ACTIVITY: Pull every line containing "está" from the listing.

EXERCISE MATERIAL:
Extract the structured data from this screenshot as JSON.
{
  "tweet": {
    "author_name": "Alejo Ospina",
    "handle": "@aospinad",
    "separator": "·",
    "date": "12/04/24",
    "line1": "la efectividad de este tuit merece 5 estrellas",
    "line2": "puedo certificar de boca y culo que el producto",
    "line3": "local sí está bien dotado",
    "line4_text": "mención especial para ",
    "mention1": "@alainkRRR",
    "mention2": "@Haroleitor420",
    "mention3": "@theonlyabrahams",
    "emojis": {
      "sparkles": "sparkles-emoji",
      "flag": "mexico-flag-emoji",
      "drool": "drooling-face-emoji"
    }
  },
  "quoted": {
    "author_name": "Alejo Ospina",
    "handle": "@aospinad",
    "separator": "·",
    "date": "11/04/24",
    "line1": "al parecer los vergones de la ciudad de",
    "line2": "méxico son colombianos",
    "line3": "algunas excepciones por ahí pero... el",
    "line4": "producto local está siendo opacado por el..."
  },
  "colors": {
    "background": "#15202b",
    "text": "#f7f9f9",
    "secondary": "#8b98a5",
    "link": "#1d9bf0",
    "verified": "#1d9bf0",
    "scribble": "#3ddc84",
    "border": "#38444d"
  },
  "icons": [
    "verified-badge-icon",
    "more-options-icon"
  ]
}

ANSWER BOX:
    "line3": "local sí está bien dotado",
    "line4": "producto local está siendo opacado por el..."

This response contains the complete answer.